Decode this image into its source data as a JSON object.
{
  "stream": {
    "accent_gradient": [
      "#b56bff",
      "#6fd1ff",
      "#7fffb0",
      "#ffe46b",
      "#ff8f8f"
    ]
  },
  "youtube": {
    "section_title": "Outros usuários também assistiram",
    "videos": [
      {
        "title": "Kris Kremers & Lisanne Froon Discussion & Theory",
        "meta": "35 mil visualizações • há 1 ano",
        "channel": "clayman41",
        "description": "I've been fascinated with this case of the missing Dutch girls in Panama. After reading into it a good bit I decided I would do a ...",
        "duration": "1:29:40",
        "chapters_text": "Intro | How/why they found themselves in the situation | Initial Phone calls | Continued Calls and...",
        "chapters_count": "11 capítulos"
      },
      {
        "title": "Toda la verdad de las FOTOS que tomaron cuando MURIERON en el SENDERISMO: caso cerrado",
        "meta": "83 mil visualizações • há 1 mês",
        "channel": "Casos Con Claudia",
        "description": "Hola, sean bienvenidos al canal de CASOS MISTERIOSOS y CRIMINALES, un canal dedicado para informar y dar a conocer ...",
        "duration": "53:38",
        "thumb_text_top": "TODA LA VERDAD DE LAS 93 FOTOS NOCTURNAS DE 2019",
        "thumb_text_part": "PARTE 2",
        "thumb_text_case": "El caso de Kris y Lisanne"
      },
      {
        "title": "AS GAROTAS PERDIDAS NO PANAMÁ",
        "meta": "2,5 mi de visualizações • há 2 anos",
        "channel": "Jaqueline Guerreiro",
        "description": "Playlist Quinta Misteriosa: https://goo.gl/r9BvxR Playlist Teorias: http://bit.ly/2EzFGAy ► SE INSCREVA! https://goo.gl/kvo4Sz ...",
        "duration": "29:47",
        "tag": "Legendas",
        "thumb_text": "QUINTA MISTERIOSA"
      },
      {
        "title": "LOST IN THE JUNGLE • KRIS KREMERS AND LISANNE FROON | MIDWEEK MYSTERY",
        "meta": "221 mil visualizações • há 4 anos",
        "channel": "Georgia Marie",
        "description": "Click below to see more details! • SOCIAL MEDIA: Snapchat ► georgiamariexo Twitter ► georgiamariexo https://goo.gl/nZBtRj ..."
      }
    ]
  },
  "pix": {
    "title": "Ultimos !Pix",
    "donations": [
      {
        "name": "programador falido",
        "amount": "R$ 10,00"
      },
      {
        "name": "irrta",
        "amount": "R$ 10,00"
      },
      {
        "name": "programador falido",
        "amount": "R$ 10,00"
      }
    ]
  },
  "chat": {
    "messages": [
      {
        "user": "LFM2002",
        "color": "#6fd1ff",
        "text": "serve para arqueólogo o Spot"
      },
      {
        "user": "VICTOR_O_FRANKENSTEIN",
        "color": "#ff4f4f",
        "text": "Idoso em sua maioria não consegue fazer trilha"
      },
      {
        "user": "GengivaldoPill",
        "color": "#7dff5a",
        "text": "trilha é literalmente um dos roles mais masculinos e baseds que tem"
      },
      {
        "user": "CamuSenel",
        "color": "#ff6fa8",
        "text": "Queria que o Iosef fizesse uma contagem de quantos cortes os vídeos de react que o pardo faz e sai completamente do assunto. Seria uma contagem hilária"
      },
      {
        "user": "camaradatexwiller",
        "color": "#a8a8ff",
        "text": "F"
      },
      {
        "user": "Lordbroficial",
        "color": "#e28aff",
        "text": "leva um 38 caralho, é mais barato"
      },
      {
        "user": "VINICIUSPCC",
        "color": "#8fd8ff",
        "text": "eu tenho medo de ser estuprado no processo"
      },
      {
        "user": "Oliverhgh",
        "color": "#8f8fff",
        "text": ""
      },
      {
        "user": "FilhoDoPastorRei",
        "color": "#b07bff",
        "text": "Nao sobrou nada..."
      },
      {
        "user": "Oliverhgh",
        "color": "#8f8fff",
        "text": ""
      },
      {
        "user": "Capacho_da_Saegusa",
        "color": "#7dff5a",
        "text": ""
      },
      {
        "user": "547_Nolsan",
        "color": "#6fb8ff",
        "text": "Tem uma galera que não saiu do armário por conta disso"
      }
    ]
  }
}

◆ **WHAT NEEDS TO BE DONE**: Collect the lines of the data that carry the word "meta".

◆ **RESULT OF THE EXERCISE**:
        "meta": "35 mil visualizações • há 1 ano",
        "meta": "83 mil visualizações • há 1 mês",
        "meta": "2,5 mi de visualizações • há 2 anos",
        "meta": "221 mil visualizações • há 4 anos",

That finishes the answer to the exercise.